Since we were discussing philosophy the other day, Lileks has some thoughts:
The article concerns the anti-Semitism of Heidegger, and how the publication of recent texts the philosopher intended to be the capstone of his output reveals that he didn’t have the easy, lazy cultural anti-Semitism of the era, but really, really thought hard on how the Jews were putting the stick to the decent noble Volk. Not just any kind of Jews, though: worldwide jewry! It’s the richest kind.
..Anything that starts out with “Russia and America are the same” is the product of a mind so high in the clouds it cannot tell the different between red and black ants. But while Russia did indeed have “unrestricted organization of the average man,” an inevitable consequence of the state’s politicization of the entire society, you could say Germany under Hitler had a smattering as well. Or a gerschmatturung, to use Heidegger’s word. Just kidding; he doesn’t. But the article is full of German words intended to set off a Concept, as though expressing a concept in a train-wreck of consonants makes it important. I suppose the point is to be accurate, use the terms the author uses so there can be no misunderstanding. But for my part that would require anything close to comprehension, and I cannot grasp a lot of what Heidegger is talking about, perhaps because there seems to be no point in understanding what he’s saying.

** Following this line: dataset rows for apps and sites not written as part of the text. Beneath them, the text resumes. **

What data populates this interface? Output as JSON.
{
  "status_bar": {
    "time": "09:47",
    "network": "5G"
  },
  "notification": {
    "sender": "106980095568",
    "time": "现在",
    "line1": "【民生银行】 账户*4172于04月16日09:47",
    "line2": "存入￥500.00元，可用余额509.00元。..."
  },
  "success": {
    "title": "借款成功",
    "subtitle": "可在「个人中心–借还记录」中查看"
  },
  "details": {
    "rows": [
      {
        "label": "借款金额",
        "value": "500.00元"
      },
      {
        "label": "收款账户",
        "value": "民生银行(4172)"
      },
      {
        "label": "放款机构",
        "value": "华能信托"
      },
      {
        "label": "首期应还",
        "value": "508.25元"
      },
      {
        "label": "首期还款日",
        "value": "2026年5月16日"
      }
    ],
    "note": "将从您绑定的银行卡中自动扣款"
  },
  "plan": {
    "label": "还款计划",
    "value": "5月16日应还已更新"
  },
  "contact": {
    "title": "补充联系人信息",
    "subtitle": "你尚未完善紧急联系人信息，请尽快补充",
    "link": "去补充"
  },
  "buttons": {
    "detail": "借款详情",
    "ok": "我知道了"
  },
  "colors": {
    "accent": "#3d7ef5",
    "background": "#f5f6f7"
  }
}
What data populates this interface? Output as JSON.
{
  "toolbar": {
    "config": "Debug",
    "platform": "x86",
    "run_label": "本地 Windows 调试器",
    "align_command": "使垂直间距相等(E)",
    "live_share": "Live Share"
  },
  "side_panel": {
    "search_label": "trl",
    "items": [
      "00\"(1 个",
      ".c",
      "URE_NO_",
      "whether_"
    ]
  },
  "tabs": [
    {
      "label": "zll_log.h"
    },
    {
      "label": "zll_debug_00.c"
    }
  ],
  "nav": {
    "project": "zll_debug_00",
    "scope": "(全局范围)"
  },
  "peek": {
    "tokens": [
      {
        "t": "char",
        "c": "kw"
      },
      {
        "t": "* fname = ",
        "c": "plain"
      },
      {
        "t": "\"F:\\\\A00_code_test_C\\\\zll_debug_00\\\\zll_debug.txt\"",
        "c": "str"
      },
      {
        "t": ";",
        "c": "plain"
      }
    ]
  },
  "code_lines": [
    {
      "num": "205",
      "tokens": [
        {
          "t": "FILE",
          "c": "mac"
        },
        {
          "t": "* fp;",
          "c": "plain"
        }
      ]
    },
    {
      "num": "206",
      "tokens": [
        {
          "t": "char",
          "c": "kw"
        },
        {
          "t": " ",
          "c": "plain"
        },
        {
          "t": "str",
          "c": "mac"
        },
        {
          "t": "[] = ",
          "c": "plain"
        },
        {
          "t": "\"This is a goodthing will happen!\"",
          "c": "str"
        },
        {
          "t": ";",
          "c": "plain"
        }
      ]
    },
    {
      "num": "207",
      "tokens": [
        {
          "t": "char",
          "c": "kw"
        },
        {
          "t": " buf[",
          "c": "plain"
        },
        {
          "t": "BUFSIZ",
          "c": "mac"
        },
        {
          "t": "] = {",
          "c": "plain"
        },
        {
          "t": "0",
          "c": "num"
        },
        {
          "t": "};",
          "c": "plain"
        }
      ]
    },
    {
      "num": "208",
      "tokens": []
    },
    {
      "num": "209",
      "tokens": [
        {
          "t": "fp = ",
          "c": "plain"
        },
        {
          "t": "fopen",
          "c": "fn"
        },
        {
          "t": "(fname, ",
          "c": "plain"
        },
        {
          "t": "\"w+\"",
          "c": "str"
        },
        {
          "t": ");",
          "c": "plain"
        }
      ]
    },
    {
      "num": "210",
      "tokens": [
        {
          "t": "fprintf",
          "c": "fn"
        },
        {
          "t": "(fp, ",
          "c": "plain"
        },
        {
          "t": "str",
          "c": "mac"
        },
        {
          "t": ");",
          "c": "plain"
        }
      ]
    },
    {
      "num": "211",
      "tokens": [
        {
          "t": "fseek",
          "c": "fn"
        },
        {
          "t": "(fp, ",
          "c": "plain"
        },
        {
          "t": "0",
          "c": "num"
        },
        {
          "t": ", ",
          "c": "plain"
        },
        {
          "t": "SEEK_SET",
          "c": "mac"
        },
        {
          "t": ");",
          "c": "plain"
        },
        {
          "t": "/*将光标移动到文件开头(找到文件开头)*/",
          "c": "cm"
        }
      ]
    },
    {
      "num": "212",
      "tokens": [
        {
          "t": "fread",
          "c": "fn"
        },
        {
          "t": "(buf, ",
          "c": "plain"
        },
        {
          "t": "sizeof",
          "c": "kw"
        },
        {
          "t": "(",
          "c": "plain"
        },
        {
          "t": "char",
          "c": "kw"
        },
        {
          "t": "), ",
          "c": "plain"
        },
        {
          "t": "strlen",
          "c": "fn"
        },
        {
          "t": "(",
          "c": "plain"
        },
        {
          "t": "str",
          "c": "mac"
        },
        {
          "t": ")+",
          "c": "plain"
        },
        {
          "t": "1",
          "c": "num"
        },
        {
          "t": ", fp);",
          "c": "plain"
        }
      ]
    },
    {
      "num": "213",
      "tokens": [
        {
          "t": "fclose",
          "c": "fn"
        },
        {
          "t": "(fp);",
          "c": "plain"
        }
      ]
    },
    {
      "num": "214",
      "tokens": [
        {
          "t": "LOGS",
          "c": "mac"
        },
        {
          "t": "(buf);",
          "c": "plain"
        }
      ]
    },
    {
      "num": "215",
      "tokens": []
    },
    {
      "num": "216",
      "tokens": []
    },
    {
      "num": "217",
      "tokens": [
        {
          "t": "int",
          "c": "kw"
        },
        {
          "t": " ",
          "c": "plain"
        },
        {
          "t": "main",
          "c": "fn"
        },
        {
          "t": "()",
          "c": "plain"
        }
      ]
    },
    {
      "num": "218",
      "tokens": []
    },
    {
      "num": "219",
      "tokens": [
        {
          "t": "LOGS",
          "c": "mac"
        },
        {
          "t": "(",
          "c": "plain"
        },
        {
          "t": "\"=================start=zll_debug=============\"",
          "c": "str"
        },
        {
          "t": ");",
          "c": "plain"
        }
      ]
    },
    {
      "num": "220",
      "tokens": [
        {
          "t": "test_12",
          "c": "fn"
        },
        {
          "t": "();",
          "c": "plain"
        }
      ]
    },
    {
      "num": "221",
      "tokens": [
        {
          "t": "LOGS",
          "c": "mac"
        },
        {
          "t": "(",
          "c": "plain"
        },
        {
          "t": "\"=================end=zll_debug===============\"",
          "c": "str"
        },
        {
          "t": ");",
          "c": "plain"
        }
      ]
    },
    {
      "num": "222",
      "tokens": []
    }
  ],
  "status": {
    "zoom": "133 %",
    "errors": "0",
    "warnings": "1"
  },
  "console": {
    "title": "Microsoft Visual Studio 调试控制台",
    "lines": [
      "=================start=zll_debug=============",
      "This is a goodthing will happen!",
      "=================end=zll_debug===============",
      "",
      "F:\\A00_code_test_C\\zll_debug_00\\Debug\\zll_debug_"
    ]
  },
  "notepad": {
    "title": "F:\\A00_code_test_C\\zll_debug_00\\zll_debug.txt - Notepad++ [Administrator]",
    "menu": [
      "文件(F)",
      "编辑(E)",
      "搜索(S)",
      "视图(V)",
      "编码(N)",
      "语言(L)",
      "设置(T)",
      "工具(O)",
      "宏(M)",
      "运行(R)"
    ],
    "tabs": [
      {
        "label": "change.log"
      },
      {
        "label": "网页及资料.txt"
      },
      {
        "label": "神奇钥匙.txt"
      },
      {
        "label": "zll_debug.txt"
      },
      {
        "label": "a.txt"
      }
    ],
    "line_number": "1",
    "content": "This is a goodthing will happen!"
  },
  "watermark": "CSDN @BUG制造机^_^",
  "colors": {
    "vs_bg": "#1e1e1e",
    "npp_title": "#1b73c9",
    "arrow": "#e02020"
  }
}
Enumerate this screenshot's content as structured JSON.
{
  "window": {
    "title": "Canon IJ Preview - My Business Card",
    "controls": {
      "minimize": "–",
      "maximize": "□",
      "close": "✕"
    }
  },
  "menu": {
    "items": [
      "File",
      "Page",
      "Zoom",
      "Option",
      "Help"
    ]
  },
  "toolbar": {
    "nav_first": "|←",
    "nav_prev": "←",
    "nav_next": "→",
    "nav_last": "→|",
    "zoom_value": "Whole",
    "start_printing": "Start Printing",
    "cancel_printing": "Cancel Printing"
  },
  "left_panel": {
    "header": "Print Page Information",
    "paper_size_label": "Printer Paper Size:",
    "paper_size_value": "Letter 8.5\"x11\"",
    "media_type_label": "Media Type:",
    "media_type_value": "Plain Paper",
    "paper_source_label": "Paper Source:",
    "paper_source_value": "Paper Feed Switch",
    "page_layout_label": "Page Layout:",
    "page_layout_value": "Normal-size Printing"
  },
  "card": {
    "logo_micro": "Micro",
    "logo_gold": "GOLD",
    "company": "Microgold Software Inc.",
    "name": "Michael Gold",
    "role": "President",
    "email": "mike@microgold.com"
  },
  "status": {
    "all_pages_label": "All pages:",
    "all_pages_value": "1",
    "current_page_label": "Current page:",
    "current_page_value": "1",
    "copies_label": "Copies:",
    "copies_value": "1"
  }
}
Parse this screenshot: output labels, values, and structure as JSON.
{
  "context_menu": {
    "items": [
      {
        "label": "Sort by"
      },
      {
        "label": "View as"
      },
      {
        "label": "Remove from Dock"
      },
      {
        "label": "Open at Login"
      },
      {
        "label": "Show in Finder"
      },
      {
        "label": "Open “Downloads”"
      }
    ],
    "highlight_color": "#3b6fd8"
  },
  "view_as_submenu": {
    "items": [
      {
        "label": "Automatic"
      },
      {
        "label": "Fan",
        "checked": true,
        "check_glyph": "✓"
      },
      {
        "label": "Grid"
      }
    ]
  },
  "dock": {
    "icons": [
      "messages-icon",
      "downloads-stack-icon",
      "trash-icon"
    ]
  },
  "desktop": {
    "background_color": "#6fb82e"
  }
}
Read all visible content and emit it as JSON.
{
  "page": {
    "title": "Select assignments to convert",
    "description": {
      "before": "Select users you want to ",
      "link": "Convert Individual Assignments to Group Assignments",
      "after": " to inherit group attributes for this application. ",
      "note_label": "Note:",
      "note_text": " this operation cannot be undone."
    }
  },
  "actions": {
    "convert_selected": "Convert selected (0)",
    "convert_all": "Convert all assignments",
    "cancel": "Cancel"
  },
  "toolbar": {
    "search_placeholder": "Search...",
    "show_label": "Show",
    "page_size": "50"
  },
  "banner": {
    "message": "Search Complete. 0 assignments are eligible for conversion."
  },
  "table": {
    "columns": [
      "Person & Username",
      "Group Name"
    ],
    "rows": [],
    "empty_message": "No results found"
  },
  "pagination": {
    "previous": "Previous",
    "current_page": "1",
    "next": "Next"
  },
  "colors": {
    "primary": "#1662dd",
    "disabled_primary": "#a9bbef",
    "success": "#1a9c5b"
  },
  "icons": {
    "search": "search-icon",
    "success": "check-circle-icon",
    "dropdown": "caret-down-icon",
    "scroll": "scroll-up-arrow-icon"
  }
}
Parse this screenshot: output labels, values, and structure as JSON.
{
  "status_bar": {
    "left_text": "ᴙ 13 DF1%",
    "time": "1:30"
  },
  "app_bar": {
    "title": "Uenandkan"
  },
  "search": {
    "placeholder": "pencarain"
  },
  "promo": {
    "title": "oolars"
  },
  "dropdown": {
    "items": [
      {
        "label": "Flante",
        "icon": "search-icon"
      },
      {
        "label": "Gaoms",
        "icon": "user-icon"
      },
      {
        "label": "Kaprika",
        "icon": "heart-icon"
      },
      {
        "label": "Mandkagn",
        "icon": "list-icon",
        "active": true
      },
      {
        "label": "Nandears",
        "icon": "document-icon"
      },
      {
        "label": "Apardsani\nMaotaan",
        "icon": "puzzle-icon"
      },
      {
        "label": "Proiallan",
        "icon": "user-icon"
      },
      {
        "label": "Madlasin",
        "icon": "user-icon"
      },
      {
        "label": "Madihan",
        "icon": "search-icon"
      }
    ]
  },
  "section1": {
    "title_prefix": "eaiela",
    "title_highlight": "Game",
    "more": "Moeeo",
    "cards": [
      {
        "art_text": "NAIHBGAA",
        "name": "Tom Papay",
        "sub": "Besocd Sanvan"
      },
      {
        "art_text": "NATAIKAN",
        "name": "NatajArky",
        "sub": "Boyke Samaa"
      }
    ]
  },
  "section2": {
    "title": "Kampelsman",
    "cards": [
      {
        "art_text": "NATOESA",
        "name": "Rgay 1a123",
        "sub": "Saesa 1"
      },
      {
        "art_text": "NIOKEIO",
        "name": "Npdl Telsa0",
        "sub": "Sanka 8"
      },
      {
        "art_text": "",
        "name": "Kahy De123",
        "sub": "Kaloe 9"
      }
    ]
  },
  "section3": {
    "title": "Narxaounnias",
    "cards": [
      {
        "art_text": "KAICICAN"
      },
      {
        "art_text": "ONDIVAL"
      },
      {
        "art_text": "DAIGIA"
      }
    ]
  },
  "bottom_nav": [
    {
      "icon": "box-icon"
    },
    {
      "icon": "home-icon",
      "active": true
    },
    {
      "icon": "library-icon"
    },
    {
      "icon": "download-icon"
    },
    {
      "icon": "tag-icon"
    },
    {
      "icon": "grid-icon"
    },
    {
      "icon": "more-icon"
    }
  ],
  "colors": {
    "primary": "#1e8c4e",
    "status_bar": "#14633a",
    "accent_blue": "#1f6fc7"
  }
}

Philosophy isn’t useless, but some philosophers are. Or worse than.